Set every entry down again, unchanged, picture-free.

----- DATA PROVIDED

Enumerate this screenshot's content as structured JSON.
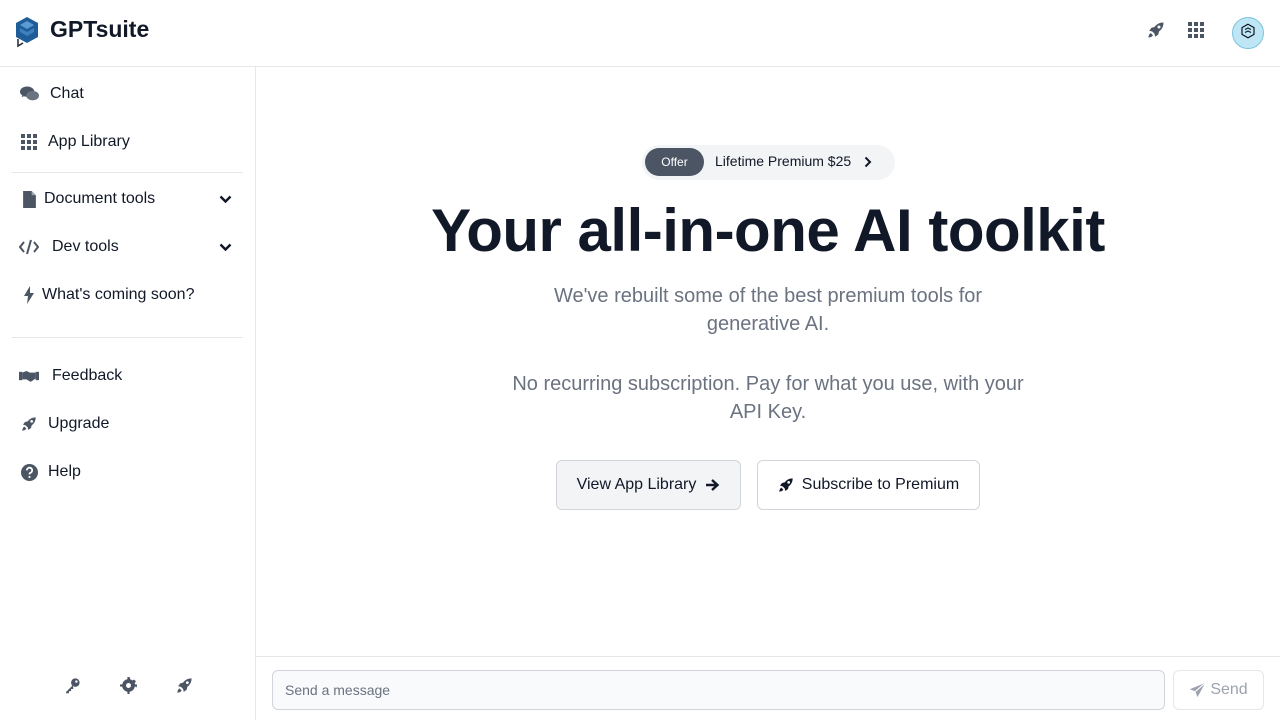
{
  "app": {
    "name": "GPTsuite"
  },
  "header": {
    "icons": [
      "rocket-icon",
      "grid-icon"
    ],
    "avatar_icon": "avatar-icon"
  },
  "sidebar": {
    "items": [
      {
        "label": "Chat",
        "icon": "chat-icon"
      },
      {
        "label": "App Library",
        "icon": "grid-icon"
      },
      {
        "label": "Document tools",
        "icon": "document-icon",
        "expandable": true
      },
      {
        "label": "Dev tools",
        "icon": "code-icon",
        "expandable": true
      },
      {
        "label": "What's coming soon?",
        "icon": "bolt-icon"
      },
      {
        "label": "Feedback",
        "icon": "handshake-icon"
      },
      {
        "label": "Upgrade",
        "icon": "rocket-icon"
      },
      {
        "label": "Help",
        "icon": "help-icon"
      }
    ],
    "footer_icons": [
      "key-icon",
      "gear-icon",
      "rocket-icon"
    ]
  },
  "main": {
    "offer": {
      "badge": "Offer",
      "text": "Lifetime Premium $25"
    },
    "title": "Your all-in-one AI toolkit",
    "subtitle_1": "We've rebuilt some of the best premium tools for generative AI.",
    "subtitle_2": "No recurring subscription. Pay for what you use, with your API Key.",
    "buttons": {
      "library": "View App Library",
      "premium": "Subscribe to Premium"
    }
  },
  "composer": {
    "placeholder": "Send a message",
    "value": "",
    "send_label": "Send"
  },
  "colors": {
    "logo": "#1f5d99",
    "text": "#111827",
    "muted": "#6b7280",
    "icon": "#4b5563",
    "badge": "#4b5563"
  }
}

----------

→ **EXERCISE SOLUTION**
Enumerate this screenshot's content as structured JSON.
{
  "app": {
    "name": "GPTsuite"
  },
  "header": {
    "icons": [
      "rocket-icon",
      "grid-icon"
    ],
    "avatar_icon": "avatar-icon"
  },
  "sidebar": {
    "items": [
      {
        "label": "Chat",
        "icon": "chat-icon"
      },
      {
        "label": "App Library",
        "icon": "grid-icon"
      },
      {
        "label": "Document tools",
        "icon": "document-icon",
        "expandable": true
      },
      {
        "label": "Dev tools",
        "icon": "code-icon",
        "expandable": true
      },
      {
        "label": "What's coming soon?",
        "icon": "bolt-icon"
      },
      {
        "label": "Feedback",
        "icon": "handshake-icon"
      },
      {
        "label": "Upgrade",
        "icon": "rocket-icon"
      },
      {
        "label": "Help",
        "icon": "help-icon"
      }
    ],
    "footer_icons": [
      "key-icon",
      "gear-icon",
      "rocket-icon"
    ]
  },
  "main": {
    "offer": {
      "badge": "Offer",
      "text": "Lifetime Premium $25"
    },
    "title": "Your all-in-one AI toolkit",
    "subtitle_1": "We've rebuilt some of the best premium tools for generative AI.",
    "subtitle_2": "No recurring subscription. Pay for what you use, with your API Key.",
    "buttons": {
      "library": "View App Library",
      "premium": "Subscribe to Premium"
    }
  },
  "composer": {
    "placeholder": "Send a message",
    "value": "",
    "send_label": "Send"
  },
  "colors": {
    "logo": "#1f5d99",
    "text": "#111827",
    "muted": "#6b7280",
    "icon": "#4b5563",
    "badge": "#4b5563"
  }
}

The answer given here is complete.